Yes, I’m not ashamed to say it – I love the Puritans! Their commitment to godly living and the theological writings and sermons they have left behind are a rich treasure chest for Christian influence. I know they get a bad rap nowadays, but to the average critic, everything boils down to a short period of time in a concentrated area commonly known as the Salem Witch Trials. So when my youngest daughter was asked to write a paper on this topic, I did some research of my own to unearth the truth. In a nutshell, here’s what I concluded as it pertains to this singular event.
1. While many believe the witch trials tended to characterize the entire New England Puritan movement, the reality is they only happened during a short period of time (February 1692 – May 1693), executing 20 people and occurring in a few towns in one geographical location (most notably, Salem). Overall, this was far from being the norm to depict the whole Puritan era.

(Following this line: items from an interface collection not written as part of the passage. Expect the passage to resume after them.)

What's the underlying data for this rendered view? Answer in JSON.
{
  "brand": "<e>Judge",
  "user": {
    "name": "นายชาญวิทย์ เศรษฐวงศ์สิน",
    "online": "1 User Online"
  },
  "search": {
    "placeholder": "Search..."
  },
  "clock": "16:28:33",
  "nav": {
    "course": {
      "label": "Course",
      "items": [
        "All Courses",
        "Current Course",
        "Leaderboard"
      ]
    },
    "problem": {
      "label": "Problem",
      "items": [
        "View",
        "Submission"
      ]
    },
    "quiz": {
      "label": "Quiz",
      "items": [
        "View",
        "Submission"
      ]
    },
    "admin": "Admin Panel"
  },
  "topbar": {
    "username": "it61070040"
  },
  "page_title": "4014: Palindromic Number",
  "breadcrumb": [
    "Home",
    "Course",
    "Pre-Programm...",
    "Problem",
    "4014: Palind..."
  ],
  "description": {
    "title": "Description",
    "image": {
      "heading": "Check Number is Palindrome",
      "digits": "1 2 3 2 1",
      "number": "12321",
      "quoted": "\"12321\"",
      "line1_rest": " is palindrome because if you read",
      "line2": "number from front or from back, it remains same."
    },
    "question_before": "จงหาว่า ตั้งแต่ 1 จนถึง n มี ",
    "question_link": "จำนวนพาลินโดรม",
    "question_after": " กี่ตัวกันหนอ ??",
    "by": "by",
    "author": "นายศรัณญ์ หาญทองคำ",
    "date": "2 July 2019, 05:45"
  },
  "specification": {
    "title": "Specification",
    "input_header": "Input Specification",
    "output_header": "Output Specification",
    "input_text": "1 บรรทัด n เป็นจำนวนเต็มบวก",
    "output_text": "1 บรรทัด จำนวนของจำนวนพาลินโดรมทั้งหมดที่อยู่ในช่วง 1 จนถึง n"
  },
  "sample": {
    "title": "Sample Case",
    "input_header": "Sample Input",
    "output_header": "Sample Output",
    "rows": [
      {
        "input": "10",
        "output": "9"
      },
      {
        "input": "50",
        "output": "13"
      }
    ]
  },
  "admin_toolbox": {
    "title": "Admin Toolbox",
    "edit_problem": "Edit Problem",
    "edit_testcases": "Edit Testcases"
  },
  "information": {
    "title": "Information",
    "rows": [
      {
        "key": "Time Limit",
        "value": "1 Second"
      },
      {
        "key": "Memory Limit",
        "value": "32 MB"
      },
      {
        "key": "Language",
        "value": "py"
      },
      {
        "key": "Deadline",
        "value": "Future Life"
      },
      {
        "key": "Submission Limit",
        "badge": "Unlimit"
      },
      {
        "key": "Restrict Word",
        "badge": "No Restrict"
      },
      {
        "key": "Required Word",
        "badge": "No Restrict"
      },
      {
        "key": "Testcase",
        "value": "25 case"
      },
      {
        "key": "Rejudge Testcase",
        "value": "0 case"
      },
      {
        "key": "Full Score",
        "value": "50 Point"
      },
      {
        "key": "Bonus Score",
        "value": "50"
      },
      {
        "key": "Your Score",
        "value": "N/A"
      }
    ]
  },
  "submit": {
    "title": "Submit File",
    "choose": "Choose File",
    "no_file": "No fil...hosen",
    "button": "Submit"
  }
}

2. While convicted witches in Europe were burned at the stake for heresy, all those who were sentenced to death in New England we hanged (except Giles Corey who was crushed because he refused to enter a plea). While rarely enacted, the law of the land in Colonial America was that witchcraft was punishable by death by hanging.
3. Tension was high for the people of this time. The new colony in Salem was just settled in 1628. There was a war going on with France, a constitutional crisis in England, constant fear of Indian attacks, an increase in arriving refugees and a recent small pox outbreak. Add to this a newer charter invoked from Charles II in 1691 replacing their original one that gave the Puritans less religious freedom. The newer charter led to fears that they were facing religious persecution. Freedom from religious persecution was the very reason they risked their lives in their departure from England.
4. So with the community on edge and overly defensive to preserve their spiritual heritage, the stage was set to make rash choices. Therefore after strange physical abnormalities were discovered among some teenaged girls, demonic activity was deemed the culprit that was threatening their religious culture and bringing on the wrath of God. They determined that witchcraft was something that must be eradicated for their society to survive.
5. On March 1st, three women were arrested. One of them confessed that they had been approached by Satan and all three agreed to serve him as witches. This confession ignited the overzealous hunt for additional witches in an effort to completely eliminate this influence from their community.
6. Eventually opposition from others in the community (even many noted pastors) against the witch trials began to rise. The masses feared that the innocent were being executed and the means to obtain guilty verdicts (such as “spectral evidence” based on dreams and vision and the appearance of strange moles on the body) were dubious.
7. When the Puritans realized the wrongdoing of their ways they turned from their errors and instituted a colony-wide “Day of Pray and Fasting” in 1697. Reverend Increase Mather stated, “It were better than ten suspected witches should escape than one innocent person should be condemned.” All societies have made mistakes and the witch trials (although they occurred only among a small group) were a blemish on the Puritan record. However, it must be noted that the Puritans acknowledged their sin and repented within their own generation.
8. While it was fellow Puritans that opposed the trials, it must be stressed that the community opposed the way in which the trials were conducted based upon insufficient evidence. They did not oppose the fact that witchcraft was a sin against God Almighty (Ex. 22:18; Dt. 18:10) and something that was not desired in their community.
9. If the Puritans were indeed trying to establish a theocracy like ancient Israel in the New World, the capital punishment of witches is supported in the Mosaic Law.
10. As a whole, they were far from being the simple-minded, uneducated, overreacting, unlawful, superstitious individuals that later generations have tended to characterize them. The Puritans left behind some of the most profound and intellectual expositions of Scripture. They are models for godly and orderly living. And Puritanism, contrary to the beliefs of many, continued to flourish for decades after the witch trials.